All of which conveniently ignores some important facts. Yes, Fisker’s first model, the Karma plug-in hybrid sports car, is currently being assembled in Finland. However, the first $169 million in loans provided to Fisker were not for the assembly of the Karma. The loans went toward the design and engineering of the car, activities that took place at Fisker’s Pontiac, MI headquarters.

The bulk of the loan for Fisker was provided not for the Karma, but to support the upcoming Nina model, which will be built at the company’s new factory in Delaware starting in 2013. There are already 100 plant workers in Delaware employed by Fisker in preparation for the Nina and millions have been invested in preparing the Delaware assembly lines.

…Fisker has stated that “not a single dollar” of the money it received from the government has been spent overseas…[The federal funds were] used soley in the U.S. to fund design, engineering and integration work.”

Even real journalists hate to admit they screwed up. Retractions and corrections would appear in a follow-on edition – usually a tiny paragraph buried next to city council notes or something equally boring. Not anymore.

With the advent of the Web taking over news distribution, the original crappy article stays online. That’s where the correction should be posted. Which also serves to reinforce how the original writer was wrong.

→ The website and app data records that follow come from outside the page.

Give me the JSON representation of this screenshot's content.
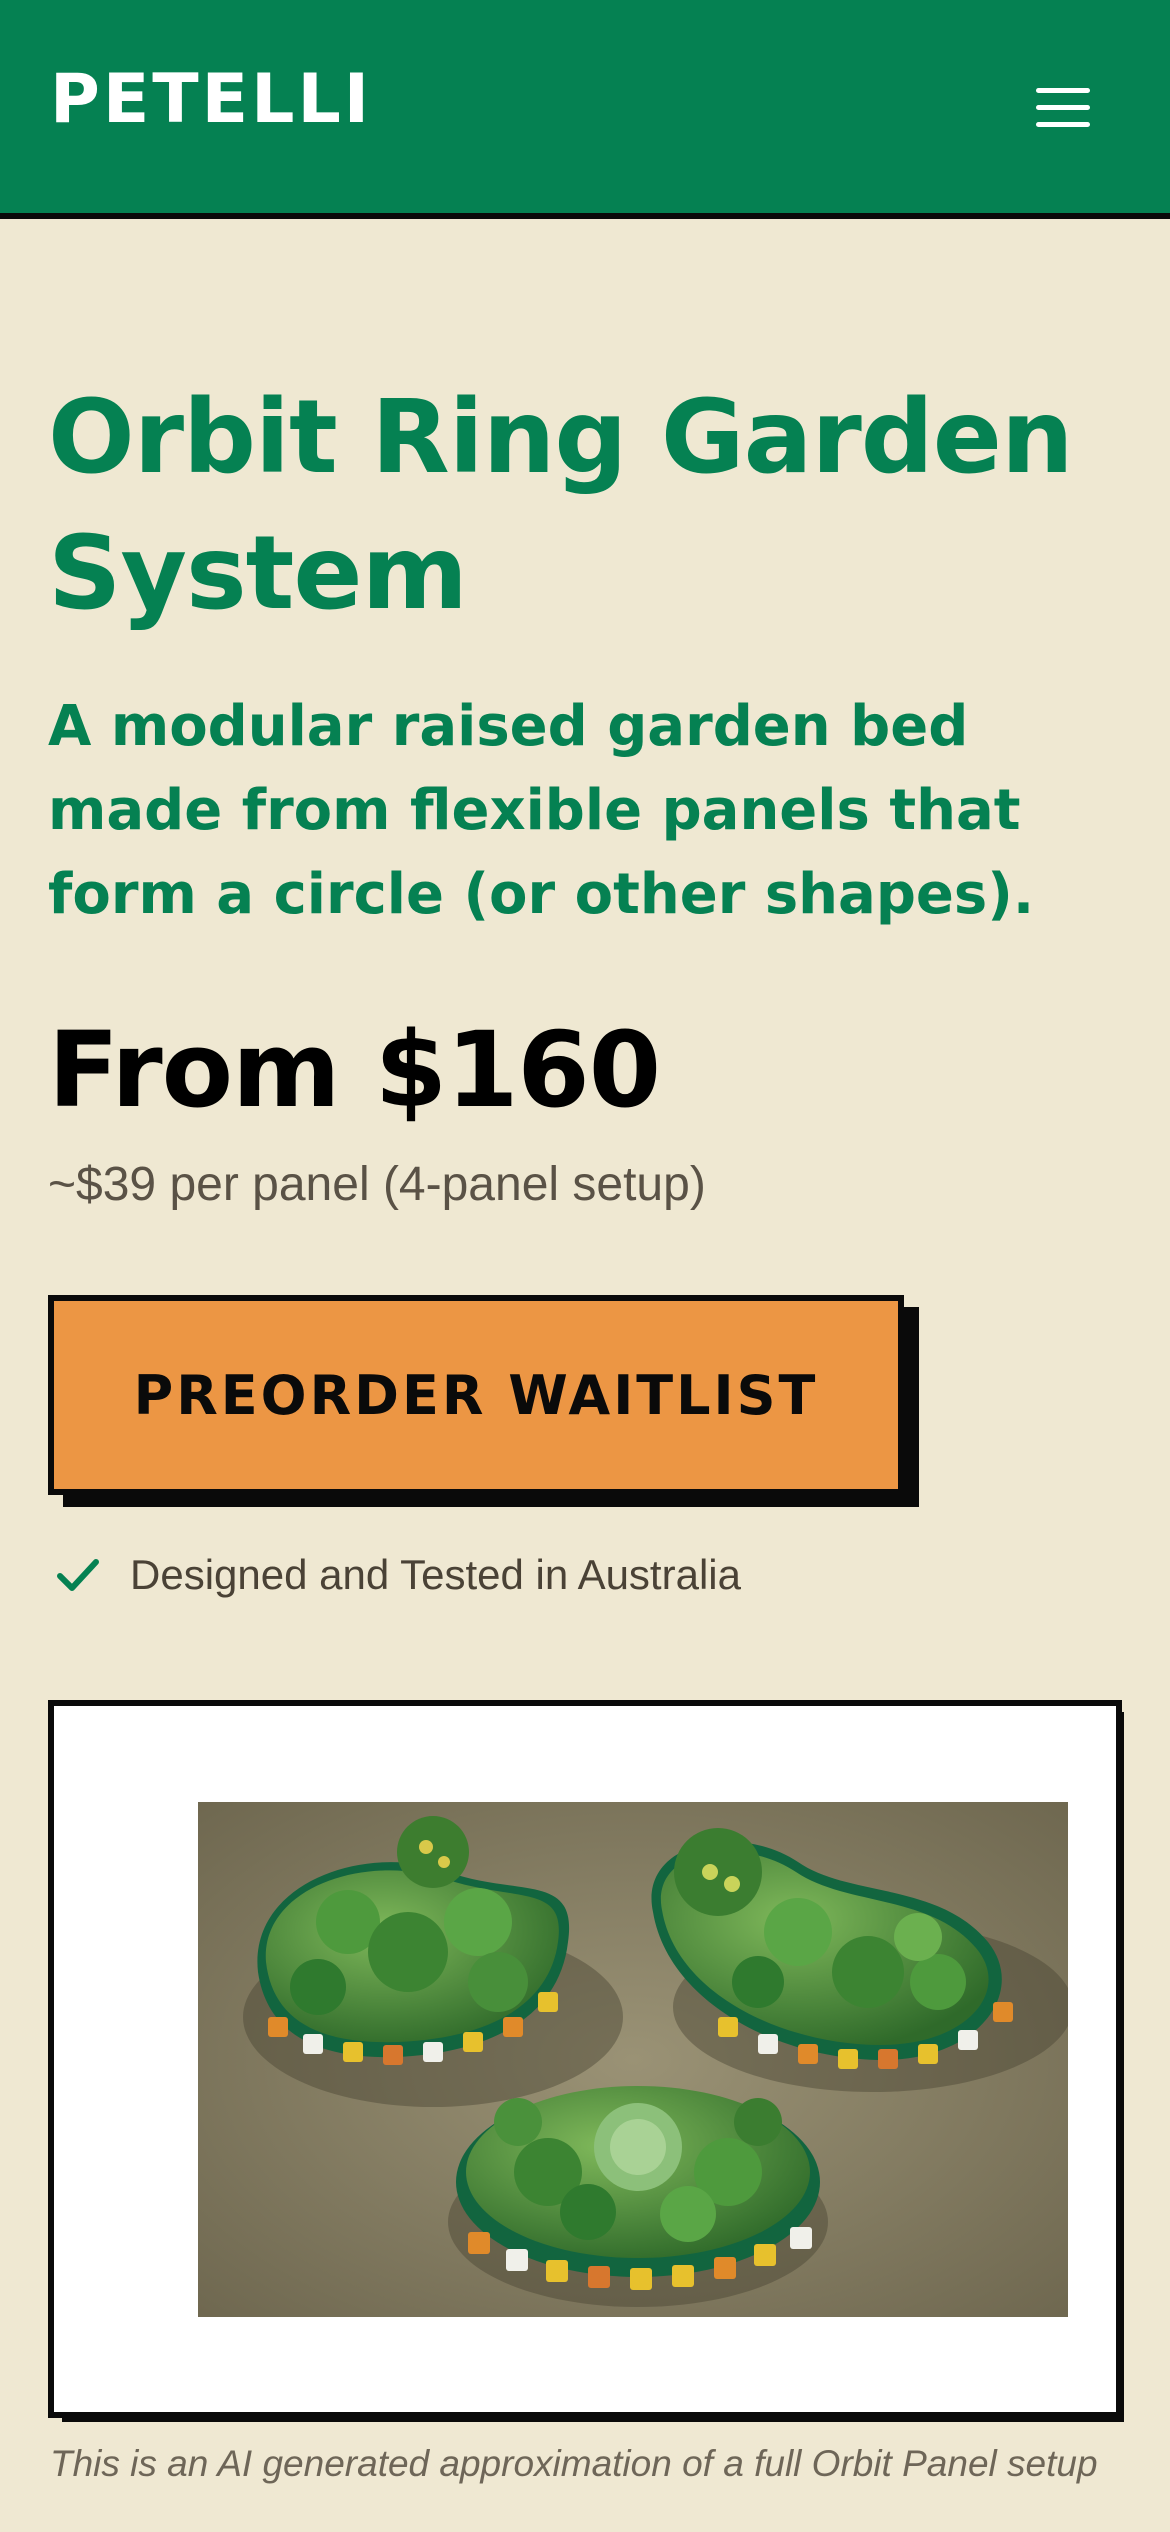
{
  "header": {
    "logo": "PETELLI",
    "menu_icon": "hamburger-menu-icon",
    "background": "#058152"
  },
  "hero": {
    "title": "Orbit Ring Garden System",
    "subtitle": "A modular raised garden bed made from flexible panels that form a circle (or other shapes).",
    "price": "From $160",
    "price_note": "~$39 per panel (4-panel setup)",
    "cta_label": "PREORDER WAITLIST",
    "feature_icon": "check-icon",
    "feature_text": "Designed and Tested in Australia"
  },
  "media": {
    "caption": "This is an AI generated approximation of a full Orbit Panel setup"
  },
  "colors": {
    "brand_green": "#058152",
    "accent_orange": "#ec9644",
    "background": "#efe8d2"
  }
}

When right-wing bloggers, Fox Noise and other know-nothings have already leaped into the abyss of being wrong with all four feet flailing in the wind, the likelihood of a correction continues to diminish – if you’re a chicken outfit like ABC News. How can they admit they’re wrong when so many ideologues are using that failure as the premise for political attacks.

Poisonally, I think it’s time for ABC News to act like grown-ups and own up to their lousy reporting – and quit worrying about where that leaves Rupert’s army of toy noisemakers.

Denmark #1 producer of clean technology; China #2; US #17

“You can always count on Americans to do the right thing
. . . after they’ve tried everything else.” – Winston Churchill

Denmark earns the biggest share of its national revenue from producing windmills and other clean technologies, the United States is rapidly expanding its clean-tech sector, but no country can match China’s pace of growth, according to a new report obtained by The Associated Press.

China’s production of green technologies has grown by a remarkable 77 per cent a year, according to the report, which was commissioned by the World Wildlife Fund for Nature…

Denmark, a longtime leader in wind energy, derives 3.1 percent of its gross domestic product from renewable energy technology and energy efficiency, or about $9.4 billion, the report said.

China is the largest producer in money terms, earning more than $64 billion, or 1.4 percent of its gross domestic product.

The U.S. ranks 17 in the production of clean technologies with 0.3 percent of GDP, or $45 billion, but those industries have been expanding at a rate of 28 percent per year since 2008.

“The U.S. is growing substantially, so it seems the policy of (President Barack) Obama is working,” Pols said. But the U.S. cannot compare with China, he said.

When you speak to the Chinese, climate change is not an ideological issue. It’s just a fact of life. While we debate climate change and the transition to a low carbon economy, the debate is passed in China,” Pols said. “For them it’s implementation. It’s a growth sector, and they want to capture this sector…”

Following Denmark and China, other countries in the top five clean-tech producers, in terms of percentage of GDP, are Germany, Brazil and Lithuania, the report said.

The understanding derived from science and the role of science in commerce and economics plays a leading role in most of the nations achieving success in advancing Green sectors in their economy. Hackneyed Cold War rationales for a lagging American economy remain nothing more than that – excuses for politics that haven’t made it to the Age of Reason much less the 21st Century.

I’d be surprised if even two terms of a White House committed to several venues of modernizing American commerce achieves much – with Congress, our schools and a national culture that relies as much upon the “common sense” of prayer books over scientific study. The culture of the fast buck in oil and other imports doesn’t lend much impetus to creativity in the marketplace.